Outstanding Researcher, Professor
We filed a petition under premium processing for the beneficiary, who qualified based on his publication record, original contributions, membership in a professional society and service as a reviewer of others’ work. The beneficiary had more than sixteen years of research experience and thus had garnered an international reputation for his outstanding work. We provided letters of recommendation from various international experts in his field that confirmed his status amongst his research peers. The beneficiary had documentation to show his senior level membership in a professional society.

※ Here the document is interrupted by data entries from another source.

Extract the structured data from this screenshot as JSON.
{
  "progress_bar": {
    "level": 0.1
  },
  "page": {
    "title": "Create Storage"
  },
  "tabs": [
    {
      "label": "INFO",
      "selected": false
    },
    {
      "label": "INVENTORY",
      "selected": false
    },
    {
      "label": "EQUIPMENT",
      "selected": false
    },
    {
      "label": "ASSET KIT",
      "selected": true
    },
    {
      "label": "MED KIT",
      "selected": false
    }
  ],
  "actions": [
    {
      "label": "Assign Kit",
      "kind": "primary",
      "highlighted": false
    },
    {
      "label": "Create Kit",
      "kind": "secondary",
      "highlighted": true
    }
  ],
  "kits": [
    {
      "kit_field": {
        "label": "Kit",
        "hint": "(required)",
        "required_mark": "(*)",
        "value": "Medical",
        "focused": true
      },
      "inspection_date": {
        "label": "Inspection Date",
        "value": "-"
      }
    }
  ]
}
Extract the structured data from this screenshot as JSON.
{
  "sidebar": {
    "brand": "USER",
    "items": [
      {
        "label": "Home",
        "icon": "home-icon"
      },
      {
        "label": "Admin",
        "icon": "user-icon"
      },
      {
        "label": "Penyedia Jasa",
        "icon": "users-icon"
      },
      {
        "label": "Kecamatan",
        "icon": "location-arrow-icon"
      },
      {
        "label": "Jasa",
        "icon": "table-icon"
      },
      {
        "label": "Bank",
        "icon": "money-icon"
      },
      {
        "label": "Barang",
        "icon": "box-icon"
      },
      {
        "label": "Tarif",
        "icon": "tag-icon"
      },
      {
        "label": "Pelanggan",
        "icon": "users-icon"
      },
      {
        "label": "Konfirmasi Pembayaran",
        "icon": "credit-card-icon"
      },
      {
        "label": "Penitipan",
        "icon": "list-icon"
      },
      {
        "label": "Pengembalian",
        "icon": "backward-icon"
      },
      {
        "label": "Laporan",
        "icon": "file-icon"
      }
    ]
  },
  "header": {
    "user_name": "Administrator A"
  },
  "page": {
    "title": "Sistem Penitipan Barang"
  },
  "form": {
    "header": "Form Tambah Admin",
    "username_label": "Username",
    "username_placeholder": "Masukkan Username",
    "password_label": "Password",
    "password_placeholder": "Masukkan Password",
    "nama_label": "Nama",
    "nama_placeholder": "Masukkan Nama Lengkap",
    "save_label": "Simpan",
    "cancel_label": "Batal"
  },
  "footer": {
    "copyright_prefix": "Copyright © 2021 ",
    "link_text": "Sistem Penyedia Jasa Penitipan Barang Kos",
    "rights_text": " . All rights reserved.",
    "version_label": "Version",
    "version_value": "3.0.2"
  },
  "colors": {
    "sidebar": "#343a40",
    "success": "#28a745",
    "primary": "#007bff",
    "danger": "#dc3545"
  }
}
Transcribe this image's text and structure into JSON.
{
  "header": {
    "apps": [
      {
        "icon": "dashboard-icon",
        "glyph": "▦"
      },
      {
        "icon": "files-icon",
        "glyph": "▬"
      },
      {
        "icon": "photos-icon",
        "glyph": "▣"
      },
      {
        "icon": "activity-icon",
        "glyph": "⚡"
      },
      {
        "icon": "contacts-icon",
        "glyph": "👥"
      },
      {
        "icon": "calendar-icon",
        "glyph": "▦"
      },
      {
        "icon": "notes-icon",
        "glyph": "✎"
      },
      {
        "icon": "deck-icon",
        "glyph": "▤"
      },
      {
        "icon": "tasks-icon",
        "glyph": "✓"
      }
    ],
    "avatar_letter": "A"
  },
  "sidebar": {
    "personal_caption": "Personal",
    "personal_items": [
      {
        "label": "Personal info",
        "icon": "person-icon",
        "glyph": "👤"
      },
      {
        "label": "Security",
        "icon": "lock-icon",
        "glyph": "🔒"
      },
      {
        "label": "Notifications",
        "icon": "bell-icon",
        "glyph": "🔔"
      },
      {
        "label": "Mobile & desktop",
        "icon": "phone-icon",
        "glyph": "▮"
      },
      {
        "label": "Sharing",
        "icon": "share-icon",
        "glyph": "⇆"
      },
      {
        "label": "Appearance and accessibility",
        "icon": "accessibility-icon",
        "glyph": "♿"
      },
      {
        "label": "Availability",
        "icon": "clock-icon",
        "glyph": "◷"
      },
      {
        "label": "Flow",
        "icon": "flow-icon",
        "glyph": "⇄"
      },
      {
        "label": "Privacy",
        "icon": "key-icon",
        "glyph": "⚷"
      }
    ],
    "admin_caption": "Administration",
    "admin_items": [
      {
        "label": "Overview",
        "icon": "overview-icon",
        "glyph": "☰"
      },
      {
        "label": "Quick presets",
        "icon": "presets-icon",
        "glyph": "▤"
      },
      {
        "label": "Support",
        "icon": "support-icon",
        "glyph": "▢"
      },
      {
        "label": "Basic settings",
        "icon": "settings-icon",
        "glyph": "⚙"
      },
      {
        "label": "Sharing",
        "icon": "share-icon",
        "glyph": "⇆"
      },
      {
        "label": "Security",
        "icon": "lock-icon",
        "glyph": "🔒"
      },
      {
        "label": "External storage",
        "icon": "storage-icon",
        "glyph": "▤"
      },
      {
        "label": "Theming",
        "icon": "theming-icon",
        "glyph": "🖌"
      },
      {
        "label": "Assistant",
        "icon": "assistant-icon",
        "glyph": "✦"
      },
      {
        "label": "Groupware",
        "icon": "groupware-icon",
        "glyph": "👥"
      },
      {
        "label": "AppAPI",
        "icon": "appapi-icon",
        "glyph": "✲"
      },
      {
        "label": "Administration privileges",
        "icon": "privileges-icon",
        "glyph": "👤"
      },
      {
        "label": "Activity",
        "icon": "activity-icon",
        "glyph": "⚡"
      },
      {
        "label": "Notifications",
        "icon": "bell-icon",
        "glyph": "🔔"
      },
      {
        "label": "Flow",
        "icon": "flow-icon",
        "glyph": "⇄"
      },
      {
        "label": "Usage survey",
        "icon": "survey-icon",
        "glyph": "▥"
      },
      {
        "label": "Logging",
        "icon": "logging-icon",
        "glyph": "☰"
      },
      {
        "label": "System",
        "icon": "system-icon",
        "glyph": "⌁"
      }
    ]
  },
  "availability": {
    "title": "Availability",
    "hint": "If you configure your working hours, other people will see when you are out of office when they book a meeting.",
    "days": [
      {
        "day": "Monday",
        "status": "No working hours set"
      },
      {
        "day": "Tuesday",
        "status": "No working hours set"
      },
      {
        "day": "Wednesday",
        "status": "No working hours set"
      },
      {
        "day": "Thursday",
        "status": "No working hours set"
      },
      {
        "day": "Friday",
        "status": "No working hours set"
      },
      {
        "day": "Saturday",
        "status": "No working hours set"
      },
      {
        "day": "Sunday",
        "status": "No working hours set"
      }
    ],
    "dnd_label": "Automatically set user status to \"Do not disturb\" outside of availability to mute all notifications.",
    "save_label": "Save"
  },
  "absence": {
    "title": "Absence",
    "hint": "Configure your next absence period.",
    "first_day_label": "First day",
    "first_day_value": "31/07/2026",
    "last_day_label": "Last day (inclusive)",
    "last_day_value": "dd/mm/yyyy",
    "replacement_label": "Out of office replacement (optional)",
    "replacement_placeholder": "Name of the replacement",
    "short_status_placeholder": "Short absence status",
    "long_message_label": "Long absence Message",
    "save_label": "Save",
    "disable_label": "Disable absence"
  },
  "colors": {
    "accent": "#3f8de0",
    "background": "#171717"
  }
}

Petitioner is a university that sought to employ the beneficiary permanently in the United States as an Assistant Professor of Clinical Biostatistics. In this respect, the university sought to classify the beneficiary as an outstanding researcher pursuant to section 203(b)(1)(B) of the INA. USCIS initially denied the petition on the grounds that the beneficiary had not achieved the outstanding level of achievement required for being classified as an outstanding researcher.
We filed a petition premium processing for the beneficiary who qualified based on her extraordinary engineering contributions. Her substantial and highly scientific contributions paved the way for commercial manufacturing of flexible displays by major, well-known display manufacturing companies. The beneficiary’s commercialized research was featured on Amazon.com. She had over eight years of research experience in the nanotechnology field resulting in multiple patents.
We filed a petition premium processing for the beneficiary who qualified based on his original contributions, publication record, featured research work in the media and service as a judge of the works of his research peers. USCIS seems to have accepted the veracity of our claim for outstanding ability without a question. We were issued a request for evidence asking only for proof of the petitioner’s ability to pay. We supplied the most recent financial report of the petitioner, a letter from the CFO as well as copies of the beneficiaries W2 and most recent pay stubs.